According to the Met Office, 2020 will likely be 1.11C warmer than the average between 1850-1900.
The year ahead is set to extend the series of the warmest years on record to six in a row.
Scientists say the strongest factor causing the rise is greenhouse gas emissions.
The world first broke through one degree above pre-industrial temperatures back in 2015.
Each year since then has seen temperatures close to or above this mark.
The warmest year on record is 2016 when a strong El Ni?o made a significant difference.
This weather phenomenon sees sea surface temperatures increase in the central and eastern Pacific and it's associated with a range of impacts around the world, including the overall global level of warming.
According to the Met Office, the chances of a strong El Ni?o in 2020 are low.
The researchers say that the key factor will be emissions of CO2 and other warming gases.
"Natural events - such as El Ni?o-induced warming in the Pacific - influence the climate system, but in the absence of El Ni?o, this forecast gives a clear picture of the strongest factor causing temperatures to rise - greenhouse gas emissions," said Professor Adam Scaife, the Met Office head of long-range prediction.

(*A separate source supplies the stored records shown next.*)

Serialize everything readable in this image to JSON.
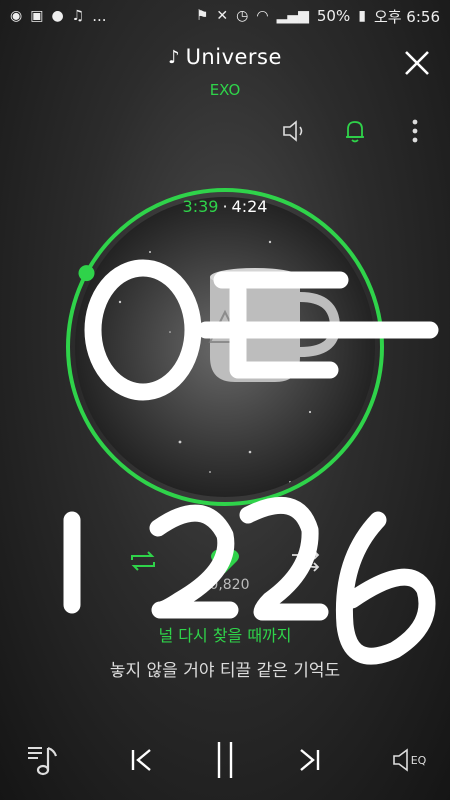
{
  "status_bar": {
    "battery": "50%",
    "time": "오후 6:56",
    "dots": "..."
  },
  "header": {
    "title": "Universe",
    "artist": "EXO"
  },
  "player": {
    "current_time": "3:39",
    "separator": "·",
    "total_time": "4:24",
    "progress": 0.828,
    "like_count": "40,820"
  },
  "lyrics": {
    "current": "널 다시 찾을 때까지",
    "next": "놓지 않을 거야 티끌 같은 기억도"
  },
  "colors": {
    "accent": "#2fd34a",
    "background": "#2c2c2c"
  },
  "icons": {
    "close": "close-icon",
    "volume": "speaker-icon",
    "alarm": "bell-icon",
    "more": "more-vertical-icon",
    "repeat": "repeat-icon",
    "like": "heart-icon",
    "shuffle": "shuffle-icon",
    "playlist": "playlist-icon",
    "prev": "previous-icon",
    "pause": "pause-icon",
    "next": "next-icon",
    "eq": "eq-icon"
  },
  "controls": {
    "eq_label": "EQ"
  }
}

With temperatures keeping close to the one degree mark, there will be renewed concern from scientists that the world is on track to breach the 1.5C limit that many researchers say is the threshold of increasingly dangerous impacts.